ABOUT THIS TASK:
An exact, picture-free copy of the listing is required.

Segment Start: DATA TO EXAMINE

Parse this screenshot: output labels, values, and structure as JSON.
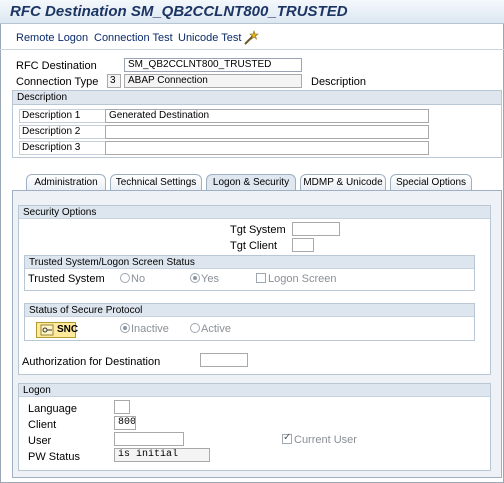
{
  "window": {
    "title": "RFC Destination SM_QB2CCLNT800_TRUSTED"
  },
  "toolbar": {
    "remote_logon": "Remote Logon",
    "connection_test": "Connection Test",
    "unicode_test": "Unicode Test",
    "wand_icon": "magic-wand-icon"
  },
  "header": {
    "rfc_destination_label": "RFC Destination",
    "rfc_destination_value": "SM_QB2CCLNT800_TRUSTED",
    "connection_type_label": "Connection Type",
    "connection_type_code": "3",
    "connection_type_value": "ABAP Connection",
    "description_label": "Description"
  },
  "description": {
    "heading": "Description",
    "rows": [
      {
        "label": "Description 1",
        "value": "Generated Destination"
      },
      {
        "label": "Description 2",
        "value": ""
      },
      {
        "label": "Description 3",
        "value": ""
      }
    ]
  },
  "tabs": [
    {
      "label": "Administration"
    },
    {
      "label": "Technical Settings"
    },
    {
      "label": "Logon & Security",
      "active": true
    },
    {
      "label": "MDMP & Unicode"
    },
    {
      "label": "Special Options"
    }
  ],
  "security": {
    "heading": "Security Options",
    "tgt_system_label": "Tgt System",
    "tgt_client_label": "Tgt Client",
    "trusted": {
      "heading": "Trusted System/Logon Screen Status",
      "label": "Trusted System",
      "no": "No",
      "yes": "Yes",
      "logon_screen": "Logon Screen"
    },
    "secure": {
      "heading": "Status of Secure Protocol",
      "snc_label": "SNC",
      "inactive": "Inactive",
      "active": "Active"
    },
    "authorization_label": "Authorization for Destination"
  },
  "logon": {
    "heading": "Logon",
    "language_label": "Language",
    "client_label": "Client",
    "client_value": "800",
    "user_label": "User",
    "current_user": "Current User",
    "pw_status_label": "PW Status",
    "pw_status_value": "is initial"
  }
}
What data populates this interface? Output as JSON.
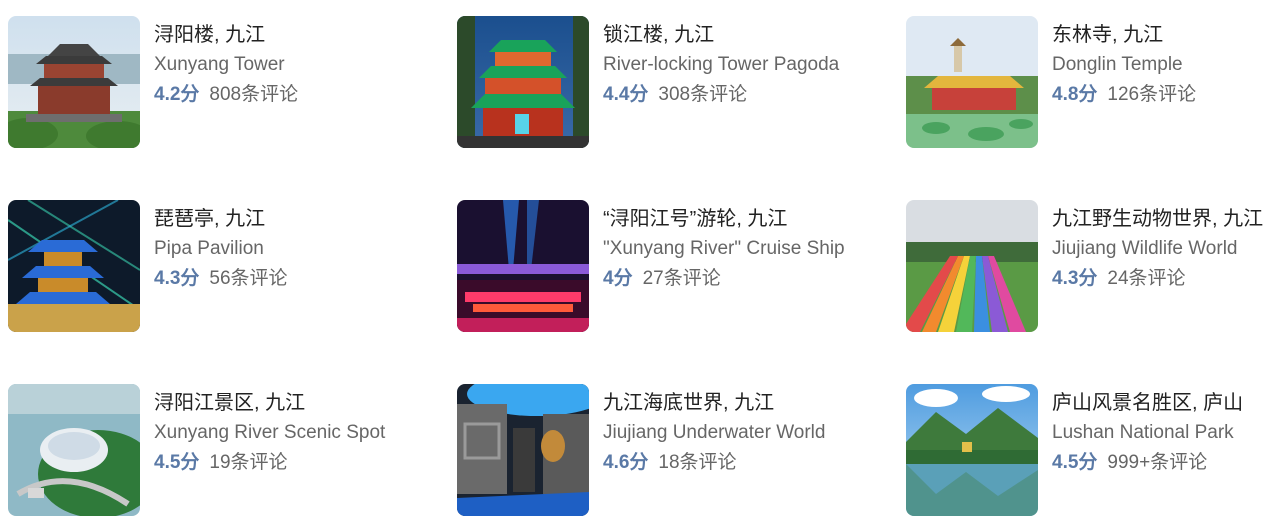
{
  "colors": {
    "title": "#222222",
    "subtitle": "#666666",
    "score": "#5a79a6",
    "reviews": "#666666"
  },
  "attractions": [
    {
      "name_cn": "浔阳楼, 九江",
      "name_en": "Xunyang Tower",
      "score": "4.2分",
      "reviews": "808条评论",
      "thumb": "xunyang-tower-photo"
    },
    {
      "name_cn": "锁江楼, 九江",
      "name_en": "River-locking Tower Pagoda",
      "score": "4.4分",
      "reviews": "308条评论",
      "thumb": "suojiang-tower-photo"
    },
    {
      "name_cn": "东林寺, 九江",
      "name_en": "Donglin Temple",
      "score": "4.8分",
      "reviews": "126条评论",
      "thumb": "donglin-temple-photo"
    },
    {
      "name_cn": "琵琶亭, 九江",
      "name_en": "Pipa Pavilion",
      "score": "4.3分",
      "reviews": "56条评论",
      "thumb": "pipa-pavilion-photo"
    },
    {
      "name_cn": "“浔阳江号”游轮, 九江",
      "name_en": "\"Xunyang River\" Cruise Ship",
      "score": "4分",
      "reviews": "27条评论",
      "thumb": "cruise-ship-photo"
    },
    {
      "name_cn": "九江野生动物世界, 九江",
      "name_en": "Jiujiang Wildlife World",
      "score": "4.3分",
      "reviews": "24条评论",
      "thumb": "wildlife-world-photo"
    },
    {
      "name_cn": "浔阳江景区, 九江",
      "name_en": "Xunyang River Scenic Spot",
      "score": "4.5分",
      "reviews": "19条评论",
      "thumb": "scenic-spot-photo"
    },
    {
      "name_cn": "九江海底世界, 九江",
      "name_en": "Jiujiang Underwater World",
      "score": "4.6分",
      "reviews": "18条评论",
      "thumb": "underwater-world-photo"
    },
    {
      "name_cn": "庐山风景名胜区, 庐山",
      "name_en": "Lushan National Park",
      "score": "4.5分",
      "reviews": "999+条评论",
      "thumb": "lushan-park-photo"
    }
  ]
}
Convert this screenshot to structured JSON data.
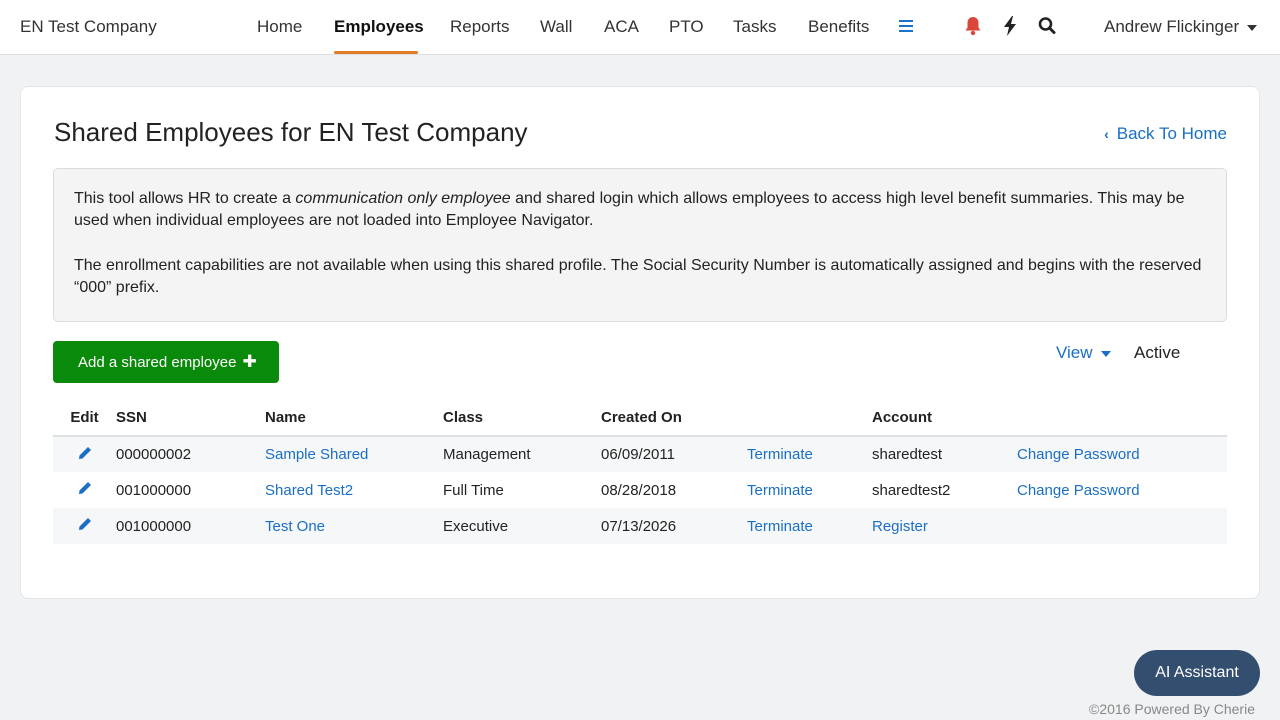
{
  "brand": "EN Test Company",
  "nav": {
    "items": [
      {
        "label": "Home",
        "active": false
      },
      {
        "label": "Employees",
        "active": true
      },
      {
        "label": "Reports",
        "active": false
      },
      {
        "label": "Wall",
        "active": false
      },
      {
        "label": "ACA",
        "active": false
      },
      {
        "label": "PTO",
        "active": false
      },
      {
        "label": "Tasks",
        "active": false
      },
      {
        "label": "Benefits",
        "active": false
      }
    ],
    "icons": [
      "menu-icon",
      "bell-icon",
      "bolt-icon",
      "search-icon"
    ],
    "user": "Andrew Flickinger"
  },
  "page": {
    "title": "Shared Employees for EN Test Company",
    "back_link": "Back To Home",
    "info": {
      "p1_before": "This tool allows HR to create a ",
      "p1_em": "communication only employee",
      "p1_after": " and shared login which allows employees to access high level benefit summaries.  This may be used when individual employees are not loaded into Employee Navigator.",
      "p2": "The enrollment capabilities are not available when using this shared profile.  The Social Security Number is automatically assigned and begins with the reserved “000” prefix."
    },
    "add_button": "Add a shared employee",
    "view_label": "View",
    "view_status": "Active"
  },
  "table": {
    "headers": {
      "edit": "Edit",
      "ssn": "SSN",
      "name": "Name",
      "class": "Class",
      "created": "Created On",
      "terminate": "",
      "account": "Account",
      "password": ""
    },
    "rows": [
      {
        "ssn": "000000002",
        "name": "Sample Shared",
        "class": "Management",
        "created": "06/09/2011",
        "terminate": "Terminate",
        "account": "sharedtest",
        "password": "Change Password"
      },
      {
        "ssn": "001000000",
        "name": "Shared Test2",
        "class": "Full Time",
        "created": "08/28/2018",
        "terminate": "Terminate",
        "account": "sharedtest2",
        "password": "Change Password"
      },
      {
        "ssn": "001000000",
        "name": "Test One",
        "class": "Executive",
        "created": "07/13/2026",
        "terminate": "Terminate",
        "account": "Register",
        "password": ""
      }
    ]
  },
  "ai_button": "AI Assistant",
  "footer": "©2016 Powered By Cherie",
  "colors": {
    "accent": "#1a6fc4",
    "add_button": "#0a8a0a",
    "nav_underline": "#e07b26",
    "bell": "#d9473a",
    "ai_button": "#334e6e"
  }
}
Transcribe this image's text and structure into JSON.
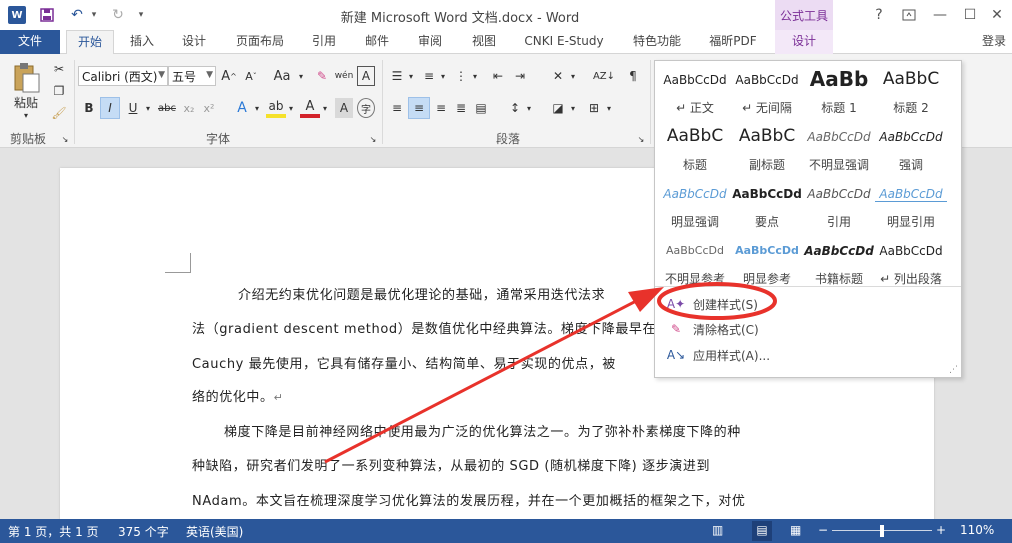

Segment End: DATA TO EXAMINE

ANSWER:
Parse this screenshot: output labels, values, and structure as JSON.
{
  "window": {
    "title": "RFC Destination SM_QB2CCLNT800_TRUSTED"
  },
  "toolbar": {
    "remote_logon": "Remote Logon",
    "connection_test": "Connection Test",
    "unicode_test": "Unicode Test",
    "wand_icon": "magic-wand-icon"
  },
  "header": {
    "rfc_destination_label": "RFC Destination",
    "rfc_destination_value": "SM_QB2CCLNT800_TRUSTED",
    "connection_type_label": "Connection Type",
    "connection_type_code": "3",
    "connection_type_value": "ABAP Connection",
    "description_label": "Description"
  },
  "description": {
    "heading": "Description",
    "rows": [
      {
        "label": "Description 1",
        "value": "Generated Destination"
      },
      {
        "label": "Description 2",
        "value": ""
      },
      {
        "label": "Description 3",
        "value": ""
      }
    ]
  },
  "tabs": [
    {
      "label": "Administration"
    },
    {
      "label": "Technical Settings"
    },
    {
      "label": "Logon & Security",
      "active": true
    },
    {
      "label": "MDMP & Unicode"
    },
    {
      "label": "Special Options"
    }
  ],
  "security": {
    "heading": "Security Options",
    "tgt_system_label": "Tgt System",
    "tgt_client_label": "Tgt Client",
    "trusted": {
      "heading": "Trusted System/Logon Screen Status",
      "label": "Trusted System",
      "no": "No",
      "yes": "Yes",
      "logon_screen": "Logon Screen"
    },
    "secure": {
      "heading": "Status of Secure Protocol",
      "snc_label": "SNC",
      "inactive": "Inactive",
      "active": "Active"
    },
    "authorization_label": "Authorization for Destination"
  },
  "logon": {
    "heading": "Logon",
    "language_label": "Language",
    "client_label": "Client",
    "client_value": "800",
    "user_label": "User",
    "current_user": "Current User",
    "pw_status_label": "PW Status",
    "pw_status_value": "is initial"
  }
}
What data populates this interface? Output as JSON.
{
  "colors": {
    "title": "#222222",
    "subtitle": "#666666",
    "score": "#5a79a6",
    "reviews": "#666666"
  },
  "attractions": [
    {
      "name_cn": "浔阳楼, 九江",
      "name_en": "Xunyang Tower",
      "score": "4.2分",
      "reviews": "808条评论",
      "thumb": "xunyang-tower-photo"
    },
    {
      "name_cn": "锁江楼, 九江",
      "name_en": "River-locking Tower Pagoda",
      "score": "4.4分",
      "reviews": "308条评论",
      "thumb": "suojiang-tower-photo"
    },
    {
      "name_cn": "东林寺, 九江",
      "name_en": "Donglin Temple",
      "score": "4.8分",
      "reviews": "126条评论",
      "thumb": "donglin-temple-photo"
    },
    {
      "name_cn": "琵琶亭, 九江",
      "name_en": "Pipa Pavilion",
      "score": "4.3分",
      "reviews": "56条评论",
      "thumb": "pipa-pavilion-photo"
    },
    {
      "name_cn": "“浔阳江号”游轮, 九江",
      "name_en": "\"Xunyang River\" Cruise Ship",
      "score": "4分",
      "reviews": "27条评论",
      "thumb": "cruise-ship-photo"
    },
    {
      "name_cn": "九江野生动物世界, 九江",
      "name_en": "Jiujiang Wildlife World",
      "score": "4.3分",
      "reviews": "24条评论",
      "thumb": "wildlife-world-photo"
    },
    {
      "name_cn": "浔阳江景区, 九江",
      "name_en": "Xunyang River Scenic Spot",
      "score": "4.5分",
      "reviews": "19条评论",
      "thumb": "scenic-spot-photo"
    },
    {
      "name_cn": "九江海底世界, 九江",
      "name_en": "Jiujiang Underwater World",
      "score": "4.6分",
      "reviews": "18条评论",
      "thumb": "underwater-world-photo"
    },
    {
      "name_cn": "庐山风景名胜区, 庐山",
      "name_en": "Lushan National Park",
      "score": "4.5分",
      "reviews": "999+条评论",
      "thumb": "lushan-park-photo"
    }
  ]
}
Convert this screenshot to structured JSON data.
{
  "brand": "EN Test Company",
  "nav": {
    "items": [
      {
        "label": "Home",
        "active": false
      },
      {
        "label": "Employees",
        "active": true
      },
      {
        "label": "Reports",
        "active": false
      },
      {
        "label": "Wall",
        "active": false
      },
      {
        "label": "ACA",
        "active": false
      },
      {
        "label": "PTO",
        "active": false
      },
      {
        "label": "Tasks",
        "active": false
      },
      {
        "label": "Benefits",
        "active": false
      }
    ],
    "icons": [
      "menu-icon",
      "bell-icon",
      "bolt-icon",
      "search-icon"
    ],
    "user": "Andrew Flickinger"
  },
  "page": {
    "title": "Shared Employees for EN Test Company",
    "back_link": "Back To Home",
    "info": {
      "p1_before": "This tool allows HR to create a ",
      "p1_em": "communication only employee",
      "p1_after": " and shared login which allows employees to access high level benefit summaries.  This may be used when individual employees are not loaded into Employee Navigator.",
      "p2": "The enrollment capabilities are not available when using this shared profile.  The Social Security Number is automatically assigned and begins with the reserved “000” prefix."
    },
    "add_button": "Add a shared employee",
    "view_label": "View",
    "view_status": "Active"
  },
  "table": {
    "headers": {
      "edit": "Edit",
      "ssn": "SSN",
      "name": "Name",
      "class": "Class",
      "created": "Created On",
      "terminate": "",
      "account": "Account",
      "password": ""
    },
    "rows": [
      {
        "ssn": "000000002",
        "name": "Sample Shared",
        "class": "Management",
        "created": "06/09/2011",
        "terminate": "Terminate",
        "account": "sharedtest",
        "password": "Change Password"
      },
      {
        "ssn": "001000000",
        "name": "Shared Test2",
        "class": "Full Time",
        "created": "08/28/2018",
        "terminate": "Terminate",
        "account": "sharedtest2",
        "password": "Change Password"
      },
      {
        "ssn": "001000000",
        "name": "Test One",
        "class": "Executive",
        "created": "07/13/2026",
        "terminate": "Terminate",
        "account": "Register",
        "password": ""
      }
    ]
  },
  "ai_button": "AI Assistant",
  "footer": "©2016 Powered By Cherie",
  "colors": {
    "accent": "#1a6fc4",
    "add_button": "#0a8a0a",
    "nav_underline": "#e07b26",
    "bell": "#d9473a",
    "ai_button": "#334e6e"
  }
}
Transcribe this image's text and structure into JSON.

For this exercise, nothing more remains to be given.